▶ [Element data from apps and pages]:
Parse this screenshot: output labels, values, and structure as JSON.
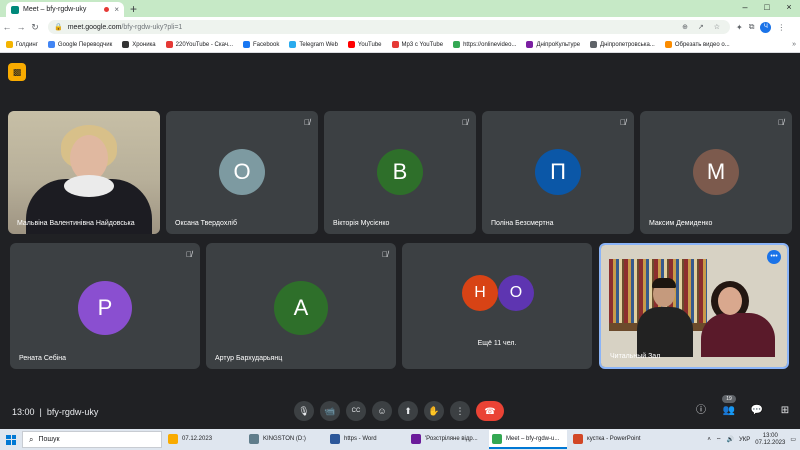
{
  "browser": {
    "tab": {
      "title": "Meet – bfy-rgdw-uky",
      "close": "×"
    },
    "new_tab": "+",
    "window_controls": {
      "minimize": "–",
      "maximize": "□",
      "close": "×"
    },
    "nav": {
      "back": "←",
      "forward": "→",
      "reload": "↻"
    },
    "address": {
      "host": "meet.google.com",
      "path": "/bfy-rgdw-uky?pli=1"
    },
    "profile_initial": "Ч",
    "bookmarks": [
      {
        "label": "Голдинг",
        "color": "#f4b400"
      },
      {
        "label": "Google Переводчик",
        "color": "#4285f4"
      },
      {
        "label": "Хроника",
        "color": "#333333"
      },
      {
        "label": "220YouTube - Скач...",
        "color": "#e53935"
      },
      {
        "label": "Facebook",
        "color": "#1877f2"
      },
      {
        "label": "Telegram Web",
        "color": "#2aabee"
      },
      {
        "label": "YouTube",
        "color": "#ff0000"
      },
      {
        "label": "Mp3 с YouTube",
        "color": "#e53935"
      },
      {
        "label": "https://onlinevideo...",
        "color": "#34a853"
      },
      {
        "label": "ДніпроКультуре",
        "color": "#7b1fa2"
      },
      {
        "label": "Дніпропетровська...",
        "color": "#5f6368"
      },
      {
        "label": "Обрезать видео о...",
        "color": "#fb8c00"
      }
    ]
  },
  "meet": {
    "tiles_row1": [
      {
        "name": "Мальвіна Валентинівна Найдовська",
        "type": "video"
      },
      {
        "name": "Оксана Твердохліб",
        "initial": "О",
        "color": "#7d9aa1",
        "muted": true
      },
      {
        "name": "Вікторія Мусієнко",
        "initial": "В",
        "color": "#2e6f2a",
        "muted": true
      },
      {
        "name": "Поліна Безсмертна",
        "initial": "П",
        "color": "#0b57a7",
        "muted": true
      },
      {
        "name": "Максим Демиденко",
        "initial": "М",
        "color": "#7c5a4d",
        "muted": true
      }
    ],
    "tiles_row2": [
      {
        "name": "Рената Себіна",
        "initial": "Р",
        "color": "#8a4fd0",
        "muted": true
      },
      {
        "name": "Артур Бархударьянц",
        "initial": "А",
        "color": "#2e6f2a",
        "muted": true
      }
    ],
    "others": {
      "initials": [
        "Н",
        "О"
      ],
      "colors": [
        "#d84315",
        "#5e35b1"
      ],
      "label": "Ещё 11 чел."
    },
    "library": {
      "name": "Читальный Зал"
    },
    "time": "13:00",
    "separator": "|",
    "meeting_code": "bfy-rgdw-uky",
    "participants_count": "19",
    "controls": {
      "mic": "🎙",
      "camera": "📹",
      "captions": "CC",
      "emoji": "☺",
      "present": "⬆",
      "hand": "✋",
      "more": "⋮",
      "end": "☎"
    },
    "right_controls": {
      "info": "ⓘ",
      "people": "👥",
      "chat": "💬",
      "activities": "⊞"
    }
  },
  "taskbar": {
    "search_label": "Пошук",
    "items": [
      {
        "label": "07.12.2023",
        "color": "#f9ab00",
        "active": false
      },
      {
        "label": "KINGSTON (D:)",
        "color": "#607d8b",
        "active": false
      },
      {
        "label": "https - Word",
        "color": "#2b579a",
        "active": false
      },
      {
        "label": "'Розстріляне відр...",
        "color": "#6a1b9a",
        "active": false
      },
      {
        "label": "Meet – bfy-rgdw-u...",
        "color": "#34a853",
        "active": true
      },
      {
        "label": "кустка - PowerPoint",
        "color": "#d24726",
        "active": false
      }
    ],
    "lang": "УКР",
    "clock_time": "13:00",
    "clock_date": "07.12.2023"
  }
}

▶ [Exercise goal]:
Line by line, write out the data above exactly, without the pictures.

▶ [Result for this exercise]:
Parse this screenshot: output labels, values, and structure as JSON.
{
  "browser": {
    "tab": {
      "title": "Meet – bfy-rgdw-uky",
      "close": "×"
    },
    "new_tab": "+",
    "window_controls": {
      "minimize": "–",
      "maximize": "□",
      "close": "×"
    },
    "nav": {
      "back": "←",
      "forward": "→",
      "reload": "↻"
    },
    "address": {
      "host": "meet.google.com",
      "path": "/bfy-rgdw-uky?pli=1"
    },
    "profile_initial": "Ч",
    "bookmarks": [
      {
        "label": "Голдинг",
        "color": "#f4b400"
      },
      {
        "label": "Google Переводчик",
        "color": "#4285f4"
      },
      {
        "label": "Хроника",
        "color": "#333333"
      },
      {
        "label": "220YouTube - Скач...",
        "color": "#e53935"
      },
      {
        "label": "Facebook",
        "color": "#1877f2"
      },
      {
        "label": "Telegram Web",
        "color": "#2aabee"
      },
      {
        "label": "YouTube",
        "color": "#ff0000"
      },
      {
        "label": "Mp3 с YouTube",
        "color": "#e53935"
      },
      {
        "label": "https://onlinevideo...",
        "color": "#34a853"
      },
      {
        "label": "ДніпроКультуре",
        "color": "#7b1fa2"
      },
      {
        "label": "Дніпропетровська...",
        "color": "#5f6368"
      },
      {
        "label": "Обрезать видео о...",
        "color": "#fb8c00"
      }
    ]
  },
  "meet": {
    "tiles_row1": [
      {
        "name": "Мальвіна Валентинівна Найдовська",
        "type": "video"
      },
      {
        "name": "Оксана Твердохліб",
        "initial": "О",
        "color": "#7d9aa1",
        "muted": true
      },
      {
        "name": "Вікторія Мусієнко",
        "initial": "В",
        "color": "#2e6f2a",
        "muted": true
      },
      {
        "name": "Поліна Безсмертна",
        "initial": "П",
        "color": "#0b57a7",
        "muted": true
      },
      {
        "name": "Максим Демиденко",
        "initial": "М",
        "color": "#7c5a4d",
        "muted": true
      }
    ],
    "tiles_row2": [
      {
        "name": "Рената Себіна",
        "initial": "Р",
        "color": "#8a4fd0",
        "muted": true
      },
      {
        "name": "Артур Бархударьянц",
        "initial": "А",
        "color": "#2e6f2a",
        "muted": true
      }
    ],
    "others": {
      "initials": [
        "Н",
        "О"
      ],
      "colors": [
        "#d84315",
        "#5e35b1"
      ],
      "label": "Ещё 11 чел."
    },
    "library": {
      "name": "Читальный Зал"
    },
    "time": "13:00",
    "separator": "|",
    "meeting_code": "bfy-rgdw-uky",
    "participants_count": "19",
    "controls": {
      "mic": "🎙",
      "camera": "📹",
      "captions": "CC",
      "emoji": "☺",
      "present": "⬆",
      "hand": "✋",
      "more": "⋮",
      "end": "☎"
    },
    "right_controls": {
      "info": "ⓘ",
      "people": "👥",
      "chat": "💬",
      "activities": "⊞"
    }
  },
  "taskbar": {
    "search_label": "Пошук",
    "items": [
      {
        "label": "07.12.2023",
        "color": "#f9ab00",
        "active": false
      },
      {
        "label": "KINGSTON (D:)",
        "color": "#607d8b",
        "active": false
      },
      {
        "label": "https - Word",
        "color": "#2b579a",
        "active": false
      },
      {
        "label": "'Розстріляне відр...",
        "color": "#6a1b9a",
        "active": false
      },
      {
        "label": "Meet – bfy-rgdw-u...",
        "color": "#34a853",
        "active": true
      },
      {
        "label": "кустка - PowerPoint",
        "color": "#d24726",
        "active": false
      }
    ],
    "lang": "УКР",
    "clock_time": "13:00",
    "clock_date": "07.12.2023"
  }
}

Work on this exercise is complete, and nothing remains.